This past week I spent traveling to Oslo, Norway and Stockholm, Sweden to participate in a series of presentations, round-table discussions and workshops on Configuration Management and the future of ITSM. Before leaving Norway and traveling to Stockholm to do a presentation and a three hour question & answer session for itSMF Sweden hosted by SwedBank where I answered any and all questions about Configuration Management, I was invited to participate in a panel discussion at the itSMF Norway annual conference to discuss the future of IT Service Management. It was a privilege to be invited and be on a panel of, in my opinion, a “who’s who” in the industry. On the panel was Paul Wilkerson; the “ABCs of ICT and Co-owner GamingWorks , Rob Stroud; Vice President Innovation & Strategy at CA and 2014-15 International President of ISACA Board of Directors, Kaimar Karu; Director of ITSM for Axelos and Colin Rudd; former itSMF UK Chairman of the Board. For the next hour, we sat in front of several hundred people and discussed as well as answered questions regarding where we felt the industry was going, the problems clients of ours all over the world were having and how culture was at the core of most of the challenges. What didn’t come up however was the costs of tools. It really wasn’t on the radar from the questions that were asked. In my opinion, for the cost of tools to even approach the discussion, it would have to be something fairly large, bold and disruptive.
So, as I normally do before a trip, I gathered reading materials for the flight. That’s when I came across something “fairly large, bold and disruptive”. An IT Service Desk vendor named ManageEngine, a product I know of but admittedly only have passing knowledge of their tools, announced that they have decided to give their Service Desk product away for free from now on. I think you’ll have to agree that “fairly large, bold and disruptive” is a good description for that move. Also interesting is their impressive installation size given the relative obscurity from a name recognition perspective. One of the articles stated that they have 66,000 customers so, they’re not a small player and after some quick research, I also confirmed that my awareness of them was because they are a 2013 Gartner Magic Quadrant IT Service Management vendor. So, this is no little decision that ManageEngine is making to give up this revenue freely.
I give ManageEngine and its leadership a lot of credit for recognizing that the Service Desk area is becoming increasingly commoditized. Companies shouldn’t have to spend so much on a commoditized product. BTW, if you pull a move like this, it’s a leadership move not a management move. We’ll have to see if they end up leading a directional shift in the industry or at some point reverse their decision and go back to the traditional cost model.

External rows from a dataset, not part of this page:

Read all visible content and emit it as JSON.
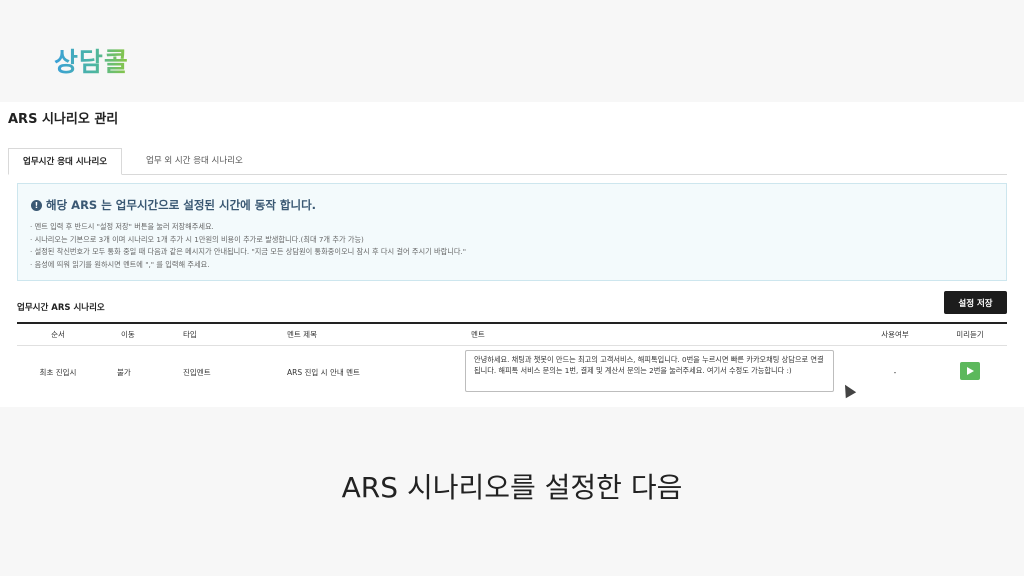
{
  "logo": "상담콜",
  "page_title": "ARS 시나리오 관리",
  "tabs": [
    "업무시간 응대 시나리오",
    "업무 외 시간 응대 시나리오"
  ],
  "notice": {
    "title": "해당 ARS 는 업무시간으로 설정된 시간에 동작 합니다.",
    "items": [
      "멘트 입력 후 반드시 \"설정 저장\" 버튼을 눌러 저장해주세요.",
      "시나리오는 기본으로 3개 이며 시나리오 1개 추가 시 1만원의 비용이 추가로 발생합니다.(최대 7개 추가 가능)",
      "설정된 착신번호가 모두 통화 중일 때 다음과 같은 메시지가 안내됩니다. \"지금 모든 상담원이 통화중이오니 잠시 후 다시 걸어 주시기 바랍니다.\"",
      "음성에 띄워 읽기를 원하시면 멘트에 \",\" 를 입력해 주세요."
    ]
  },
  "section_title": "업무시간 ARS 시나리오",
  "save_button": "설정 저장",
  "table": {
    "headers": [
      "순서",
      "이동",
      "타입",
      "멘트 제목",
      "멘트",
      "사용여부",
      "미리듣기"
    ],
    "rows": [
      {
        "order": "최초 진입시",
        "move": "불가",
        "type": "진입멘트",
        "title": "ARS 진입 시 안내 멘트",
        "comment": "안녕하세요. 채팅과 챗봇이 만드는 최고의 고객서비스, 해피톡입니다. 0번을 누르시면 빠른 카카오채팅 상담으로 연결됩니다. 해피톡 서비스 문의는 1번, 결제 및 계산서 문의는 2번을 눌러주세요. 여기서 수정도 가능합니다 :)",
        "usage": "-"
      }
    ]
  },
  "caption": "ARS 시나리오를 설정한 다음",
  "colors": {
    "accent_dark": "#1c1c1c",
    "play_green": "#5cb85c",
    "notice_bg": "#f3fafc"
  },
  "icons": [
    "info-icon",
    "play-icon",
    "mouse-cursor-icon"
  ]
}
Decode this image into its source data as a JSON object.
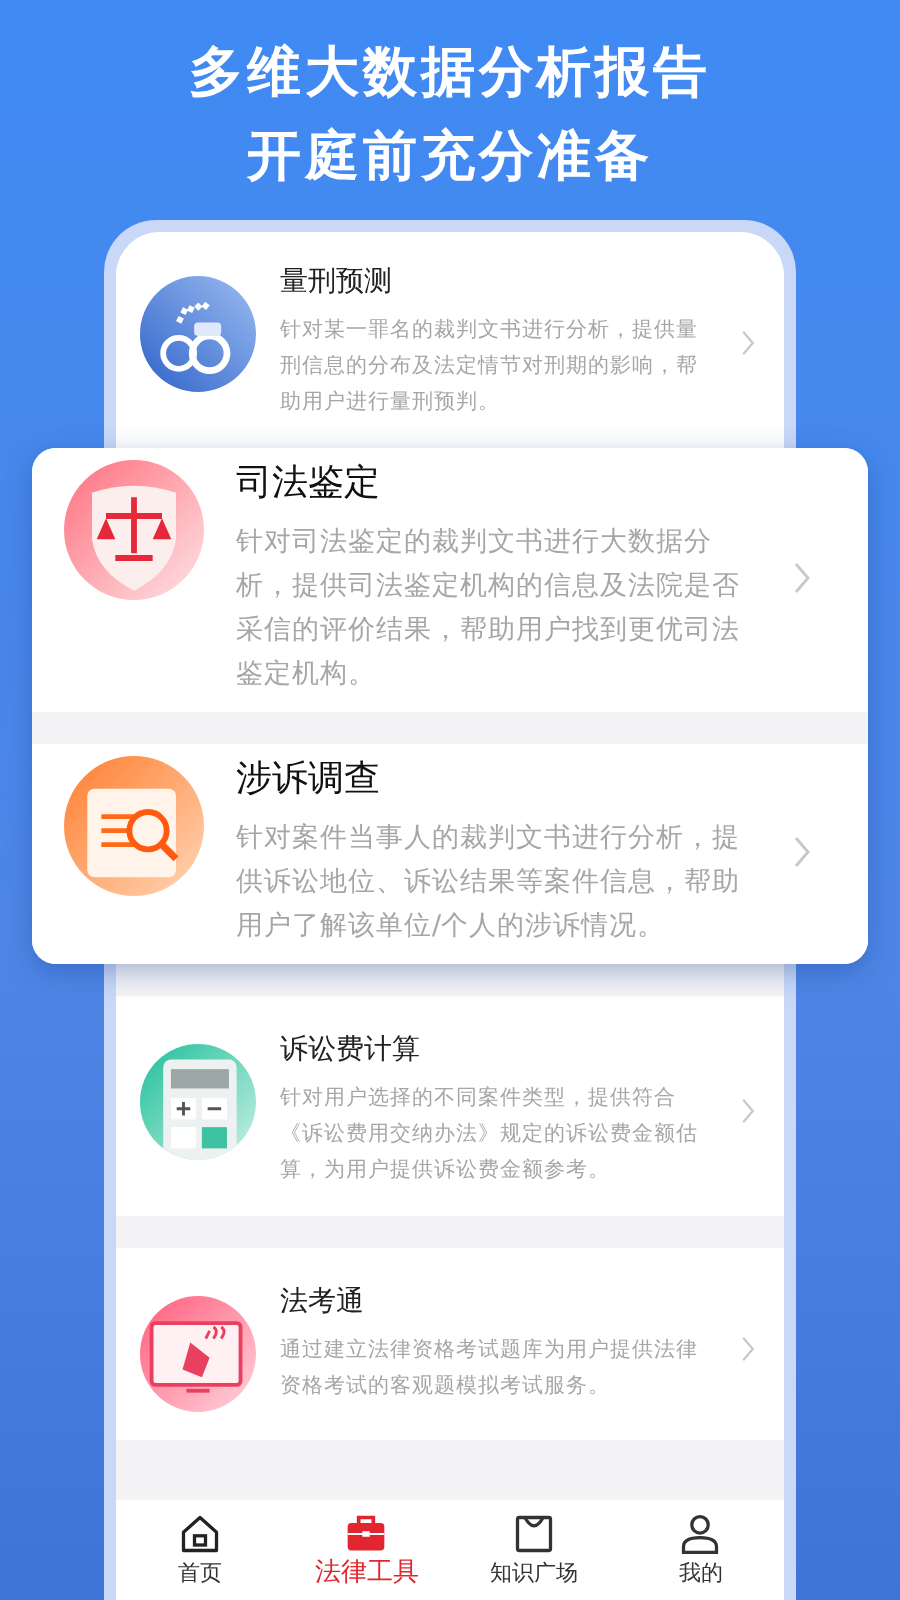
{
  "headline": [
    "多维大数据分析报告",
    "开庭前充分准备"
  ],
  "tools": [
    {
      "kind": "normal",
      "title": "量刑预测",
      "description": "针对某一罪名的裁判文书进行分析，提供量刑信息的分布及法定情节对刑期的影响，帮助用户进行量刑预判。"
    },
    {
      "kind": "featured",
      "title": "司法鉴定",
      "description": "针对司法鉴定的裁判文书进行大数据分析，提供司法鉴定机构的信息及法院是否采信的评价结果，帮助用户找到更优司法鉴定机构。"
    },
    {
      "kind": "featured",
      "title": "涉诉调查",
      "description": "针对案件当事人的裁判文书进行分析，提供诉讼地位、诉讼结果等案件信息，帮助用户了解该单位/个人的涉诉情况。"
    },
    {
      "kind": "normal",
      "title": "诉讼费计算",
      "description": "针对用户选择的不同案件类型，提供符合《诉讼费用交纳办法》规定的诉讼费金额估算，为用户提供诉讼费金额参考。"
    },
    {
      "kind": "normal",
      "title": "法考通",
      "description": "通过建立法律资格考试题库为用户提供法律资格考试的客观题模拟考试服务。"
    }
  ],
  "tab_bar": [
    {
      "label": "首页",
      "selected": false
    },
    {
      "label": "法律工具",
      "selected": true
    },
    {
      "label": "知识广场",
      "selected": false
    },
    {
      "label": "我的",
      "selected": false
    }
  ]
}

It is going to be very interesting to see how the other players in this space respond. Years ago, ServiceNow came into the market with a Saas solution that forced all of the established players to convert to Saas, close up shop or offer some hybrid of solutions including Saas in order to stay relevant. The vast majority did and Saas is now essentially a required option from every vendor. Will offering your Service Desk up for free also become a required option?

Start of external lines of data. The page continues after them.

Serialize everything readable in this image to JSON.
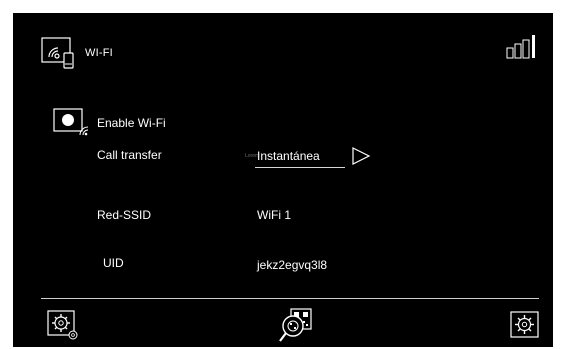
{
  "header": {
    "title": "WI-FI",
    "icon": "wifi-phone-icon",
    "signal_icon": "signal-bars-icon"
  },
  "wifi": {
    "enable_label": "Enable Wi-Fi",
    "toggle_icon": "toggle-wifi-icon"
  },
  "rows": {
    "call_transfer": {
      "label": "Call transfer",
      "tiny_text": "Lorem",
      "value": "Instantánea",
      "arrow_icon": "play-arrow-icon"
    },
    "ssid": {
      "label": "Red-SSID",
      "value": "WiFi 1"
    },
    "uid": {
      "label": "UID",
      "value": "jekz2egvq3l8"
    }
  },
  "footer": {
    "left_icon": "settings-gear-icon",
    "center_icon": "qr-search-icon",
    "right_icon": "settings-icon"
  },
  "colors": {
    "background": "#000000",
    "text": "#ffffff",
    "frame": "#ffffff"
  }
}
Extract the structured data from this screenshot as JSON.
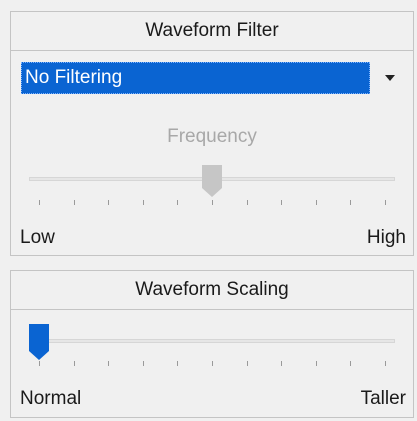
{
  "filter": {
    "title": "Waveform Filter",
    "selected": "No Filtering",
    "slider": {
      "label": "Frequency",
      "min_label": "Low",
      "max_label": "High",
      "value": 0.5,
      "enabled": false
    }
  },
  "scaling": {
    "title": "Waveform Scaling",
    "slider": {
      "min_label": "Normal",
      "max_label": "Taller",
      "value": 0.0,
      "enabled": true
    }
  },
  "colors": {
    "selection": "#0a64d2",
    "thumb_active": "#0a64d2",
    "thumb_disabled": "#c6c6c6"
  },
  "icons": {
    "dropdown": "chevron-down-icon"
  }
}
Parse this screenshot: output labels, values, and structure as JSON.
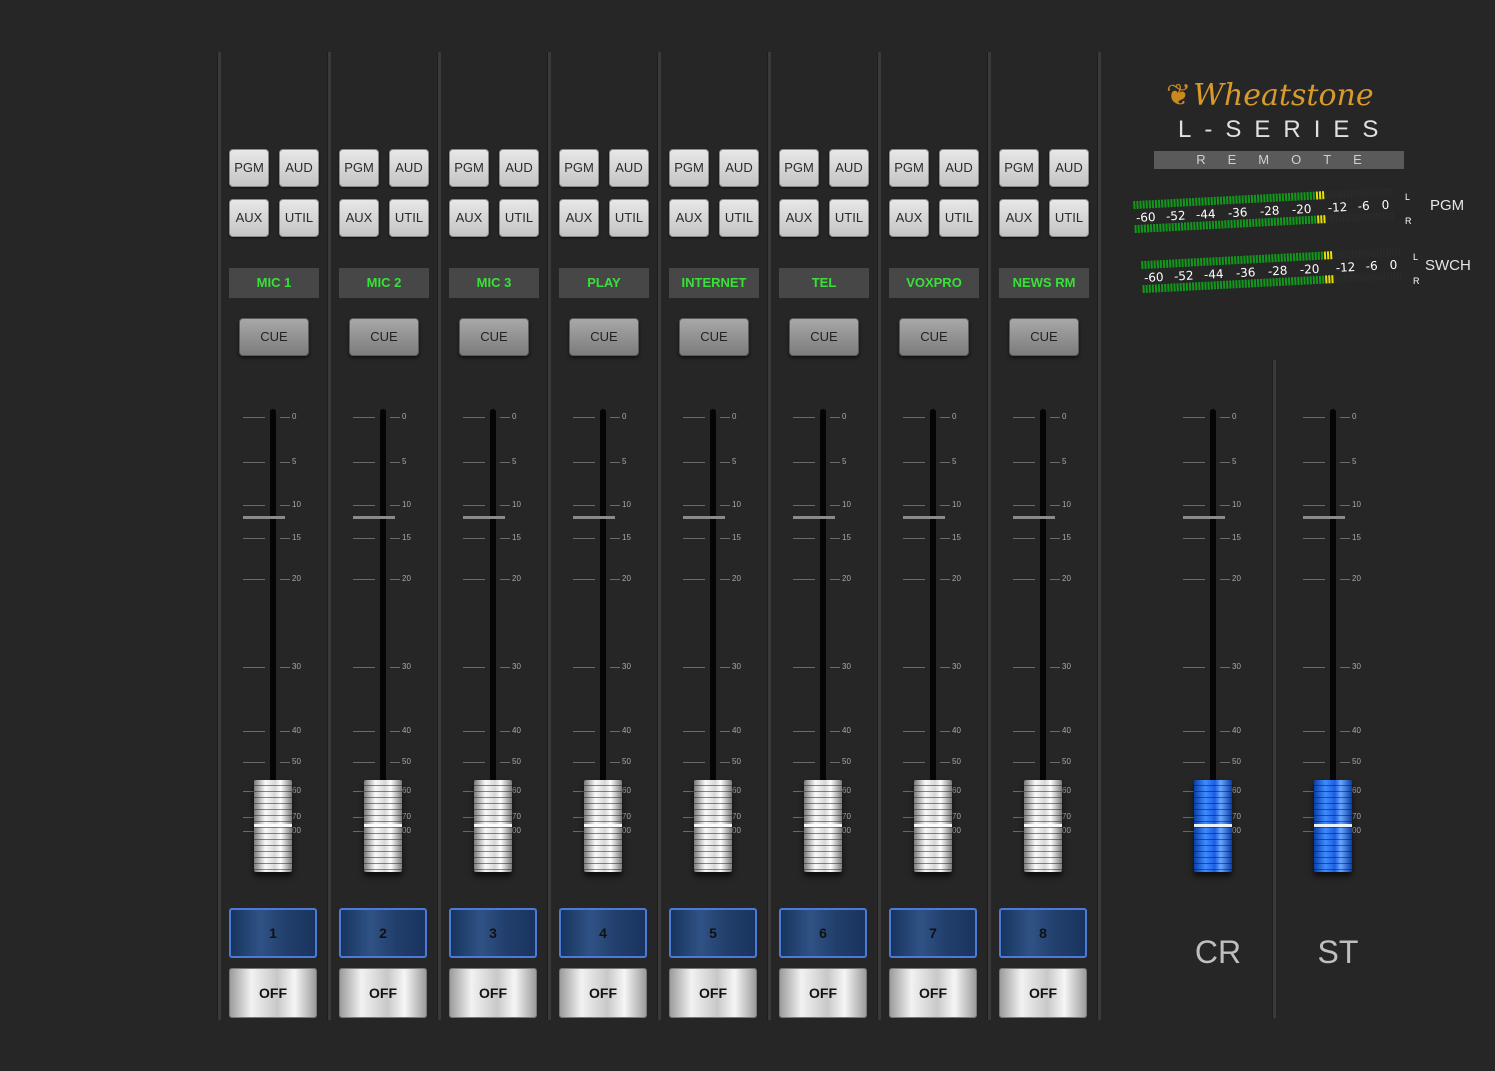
{
  "brand": {
    "logo": "Wheatstone",
    "series": "L-SERIES",
    "subtitle": "REMOTE"
  },
  "meters": [
    {
      "name": "PGM",
      "scale": [
        "-60",
        "-52",
        "-44",
        "-36",
        "-28",
        "-20",
        "-12",
        "-6",
        "0"
      ],
      "left_label": "L",
      "right_label": "R"
    },
    {
      "name": "SWCH",
      "scale": [
        "-60",
        "-52",
        "-44",
        "-36",
        "-28",
        "-20",
        "-12",
        "-6",
        "0"
      ],
      "left_label": "L",
      "right_label": "R"
    }
  ],
  "bus_buttons": [
    "PGM",
    "AUD",
    "AUX",
    "UTIL"
  ],
  "cue_label": "CUE",
  "off_label": "OFF",
  "fader_scale": [
    "0",
    "5",
    "10",
    "15",
    "20",
    "30",
    "40",
    "50",
    "60",
    "70",
    "00"
  ],
  "channels": [
    {
      "label": "MIC 1",
      "number": "1"
    },
    {
      "label": "MIC 2",
      "number": "2"
    },
    {
      "label": "MIC 3",
      "number": "3"
    },
    {
      "label": "PLAY",
      "number": "4"
    },
    {
      "label": "INTERNET",
      "number": "5"
    },
    {
      "label": "TEL",
      "number": "6"
    },
    {
      "label": "VOXPRO",
      "number": "7"
    },
    {
      "label": "NEWS RM",
      "number": "8"
    }
  ],
  "masters": [
    {
      "label": "CR"
    },
    {
      "label": "ST"
    }
  ],
  "colors": {
    "background": "#262626",
    "label_text": "#39e039",
    "logo": "#d89a2a",
    "master_cap": "#2f7bff",
    "channel_button_border": "#4b7ad8"
  }
}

I am hopeful that ManageEngine succeeds in changing the trajectory of costs for companies with this move. Let’s be real, who doesn’t want something for free? Of course it has to be a good product and with the size of their customer base, I have no reason to believe that it isn’t at least comparable to all the other players. This means that if you hadn’t considered ManageEngine before, you have to now. Let’s not kid ourselves though into thinking that ManageEngine did this purely out of the kindness of their heart. They are seeking to make up the losses elsewhere and I am OK with them doing that. My first introduction to what is called “loss leaders” came as a teenager working in retail stores. It’s sort of interesting though to see such a large “loss leader” at this stage of my career in this industry.
I have to admit that I am also hopeful that the savings garnered by companies taking advantage of this bold move will be reinvested into efforts to address the cultural challenges that our industry is struggling with rather than just adding it to the bottom line. After spending the last week in Norway and Sweden speaking with IT professionals from all over Scandinavia and Europe and hearing about their struggles with culture, how could I not hope that this move somehow benefits them?

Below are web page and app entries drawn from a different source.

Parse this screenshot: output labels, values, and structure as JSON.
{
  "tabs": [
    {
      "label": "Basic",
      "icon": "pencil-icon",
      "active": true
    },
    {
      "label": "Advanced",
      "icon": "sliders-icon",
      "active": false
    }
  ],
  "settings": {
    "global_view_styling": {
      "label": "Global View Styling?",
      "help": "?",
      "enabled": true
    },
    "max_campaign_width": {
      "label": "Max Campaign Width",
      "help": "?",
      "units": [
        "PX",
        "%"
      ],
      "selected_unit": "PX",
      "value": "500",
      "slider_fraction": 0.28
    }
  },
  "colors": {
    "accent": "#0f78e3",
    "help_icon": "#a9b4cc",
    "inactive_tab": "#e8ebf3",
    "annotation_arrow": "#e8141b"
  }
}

How will the other vendors respond to this move? Will they follow ManageEngine’s lead and begin offering their Service Desk product for free? Will they try to ignore it and see if ManageEngine loses so much revenue and can’t make up the difference elsewhere that they eventually go back to the old model? Will they reduce their prices temporarily simply to put financial pressure on ManageEngine while not totally sacrificing their own revenue? In any of these scenarios, customers should benefit from a temporary savings or better yet, a permanent savings. For us, it will just be fun to watch and see if the deck chairs get shuffled again.